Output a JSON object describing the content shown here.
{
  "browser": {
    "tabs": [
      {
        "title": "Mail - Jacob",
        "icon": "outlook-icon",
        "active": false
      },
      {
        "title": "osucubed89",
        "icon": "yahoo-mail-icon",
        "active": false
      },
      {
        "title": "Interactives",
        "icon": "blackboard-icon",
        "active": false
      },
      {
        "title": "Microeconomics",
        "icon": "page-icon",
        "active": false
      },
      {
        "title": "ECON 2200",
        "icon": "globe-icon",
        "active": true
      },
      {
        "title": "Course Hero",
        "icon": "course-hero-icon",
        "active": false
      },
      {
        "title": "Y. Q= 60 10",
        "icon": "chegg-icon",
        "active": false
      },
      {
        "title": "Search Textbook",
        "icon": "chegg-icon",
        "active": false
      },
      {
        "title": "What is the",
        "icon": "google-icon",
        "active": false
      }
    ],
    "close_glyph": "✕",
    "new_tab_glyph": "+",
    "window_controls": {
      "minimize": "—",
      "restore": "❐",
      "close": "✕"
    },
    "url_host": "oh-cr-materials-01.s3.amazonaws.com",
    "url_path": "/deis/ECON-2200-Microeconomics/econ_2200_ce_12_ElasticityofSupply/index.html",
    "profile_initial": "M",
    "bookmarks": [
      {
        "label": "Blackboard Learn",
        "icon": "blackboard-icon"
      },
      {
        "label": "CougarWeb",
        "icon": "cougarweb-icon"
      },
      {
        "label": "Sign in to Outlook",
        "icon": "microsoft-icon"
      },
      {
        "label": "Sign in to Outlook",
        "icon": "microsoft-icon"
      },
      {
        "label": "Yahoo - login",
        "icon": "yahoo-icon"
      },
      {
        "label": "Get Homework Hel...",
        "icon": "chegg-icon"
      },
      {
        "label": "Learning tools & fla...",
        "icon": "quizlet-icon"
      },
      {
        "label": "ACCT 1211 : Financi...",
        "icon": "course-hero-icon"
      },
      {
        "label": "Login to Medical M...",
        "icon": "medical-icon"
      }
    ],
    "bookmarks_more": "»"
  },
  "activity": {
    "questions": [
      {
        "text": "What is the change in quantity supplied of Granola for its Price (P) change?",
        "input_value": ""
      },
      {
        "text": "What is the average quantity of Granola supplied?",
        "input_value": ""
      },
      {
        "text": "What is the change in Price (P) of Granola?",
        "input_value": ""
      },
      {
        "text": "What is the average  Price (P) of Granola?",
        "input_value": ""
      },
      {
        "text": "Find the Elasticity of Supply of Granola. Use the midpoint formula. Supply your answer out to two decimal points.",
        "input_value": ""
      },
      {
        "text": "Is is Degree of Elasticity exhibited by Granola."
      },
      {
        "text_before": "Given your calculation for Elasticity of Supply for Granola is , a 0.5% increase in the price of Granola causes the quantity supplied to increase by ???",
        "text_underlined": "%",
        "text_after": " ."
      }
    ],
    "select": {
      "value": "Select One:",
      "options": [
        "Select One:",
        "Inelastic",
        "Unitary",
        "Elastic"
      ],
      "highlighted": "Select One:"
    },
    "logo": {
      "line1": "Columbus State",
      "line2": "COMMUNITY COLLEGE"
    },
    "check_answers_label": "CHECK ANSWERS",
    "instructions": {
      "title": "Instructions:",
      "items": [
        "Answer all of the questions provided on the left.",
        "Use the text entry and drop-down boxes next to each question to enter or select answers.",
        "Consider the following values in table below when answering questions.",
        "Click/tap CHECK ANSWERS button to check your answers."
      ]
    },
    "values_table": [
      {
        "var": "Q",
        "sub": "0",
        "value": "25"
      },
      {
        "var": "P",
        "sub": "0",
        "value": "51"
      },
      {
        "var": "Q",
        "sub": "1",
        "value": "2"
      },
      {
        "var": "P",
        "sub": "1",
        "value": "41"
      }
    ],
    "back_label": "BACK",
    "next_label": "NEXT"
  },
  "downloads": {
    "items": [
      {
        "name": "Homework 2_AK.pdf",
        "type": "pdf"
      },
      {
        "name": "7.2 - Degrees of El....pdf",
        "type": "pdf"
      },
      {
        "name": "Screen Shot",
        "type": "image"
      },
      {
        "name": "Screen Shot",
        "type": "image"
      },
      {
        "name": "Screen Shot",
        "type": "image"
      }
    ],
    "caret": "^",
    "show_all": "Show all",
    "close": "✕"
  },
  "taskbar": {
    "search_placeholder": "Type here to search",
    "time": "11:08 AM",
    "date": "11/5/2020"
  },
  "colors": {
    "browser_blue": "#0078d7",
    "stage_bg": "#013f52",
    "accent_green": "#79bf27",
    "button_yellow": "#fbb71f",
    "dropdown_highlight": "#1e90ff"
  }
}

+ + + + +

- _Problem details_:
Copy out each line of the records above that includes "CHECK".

- _Task solution_:
    "check_answers_label": "CHECK ANSWERS",
        "Click/tap CHECK ANSWERS button to check your answers."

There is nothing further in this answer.